Pharmacy Times

Diabetes, BP Drugs Taken by More Kids--April 2009

Author: Eileen Koutnik-Fotopoulos, Staff Writer

A study of nearly 6 million children and teens found that the number of children taking prescription medicines to lower blood pressure (BP) and manage diabetes has increased significantly from 2004 to 2007.

For the study, researchers at CVS Caremark used the company's database to track prescriptions filled for children and adolescents aged 6 to 18 years whose prescriptions were covered by private health insurance. The findings indicated that prescriptions for BP medications, diabetes medications, and statins rose by >15% for the 3-year period, increasing from 3.3 prescriptions per 1000 children in late 2004 to 3.8 per 1000 by mid-2007.

When assessed separately, diabetes medications saw a 23% rise, and there was a 15% increase in pediatric prescriptions for BP medications. During the same period, however, prescriptions for statins fell by almost 23%. The investigators hypothesized that this decrease may have been attributed to the controversy about prescribing these drugs to children, according to lead researcher Joshua N. Liberman, vice president of strategic research at CVS Caremark.

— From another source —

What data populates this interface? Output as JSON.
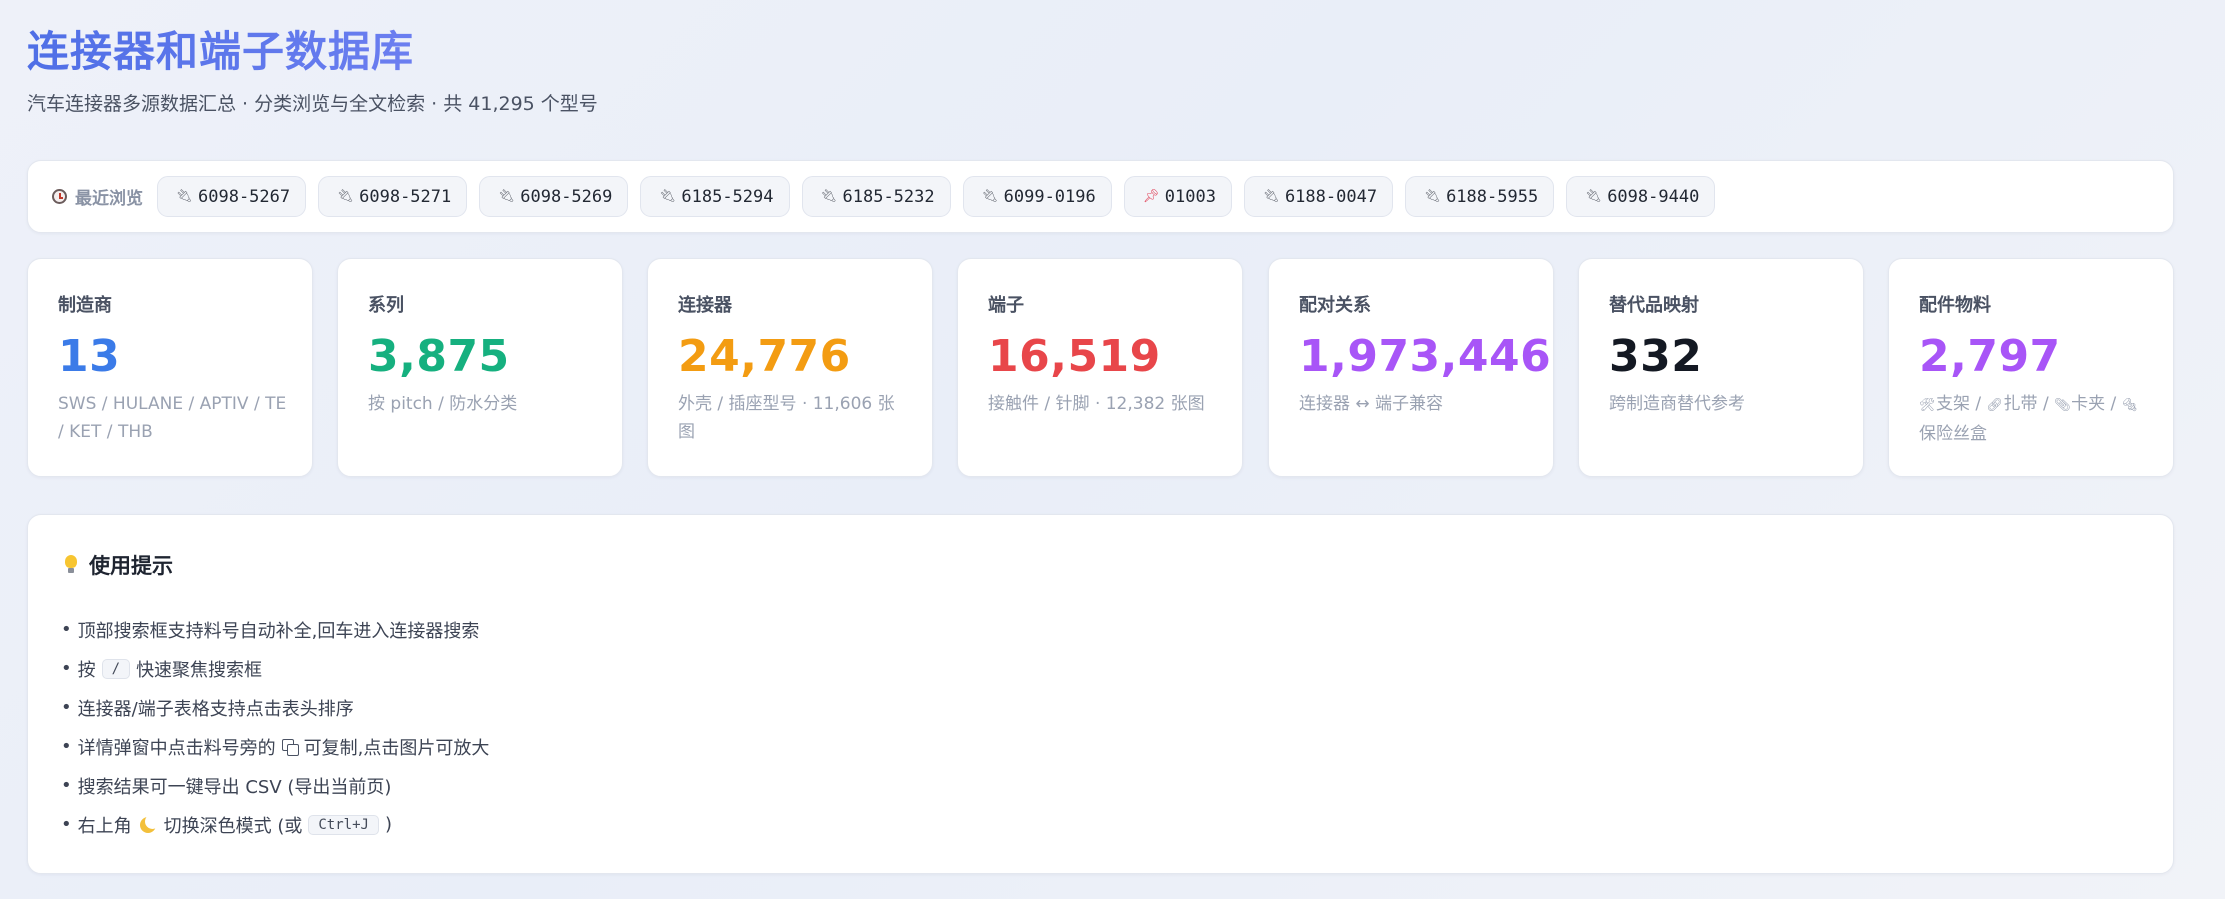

"Children and adolescents are starting to show signs of chronic health conditions and cardiovascular risk factors that are typically reserved for adults," he said. "We need to be educating health care providers about the opportunities for managing these patients."

Dr. Liberman faults the rise to the dramatic increase in obesity among children. In addition, however, he said that physicians are becoming more aware of the health consequences of obesity among children and starting treatment early.

This study is one of several reports on childhood obesity reported in the April 2009 issue of the Archives of Pediatrics & Adolescent Medicine.

For other articles in this issue, see:

Hospital Pharmacies Hurting from Recession

Pharmacists Increase Revenue with MTM

Costs of Cancer Pills Hard to Swallow with Existing Coverage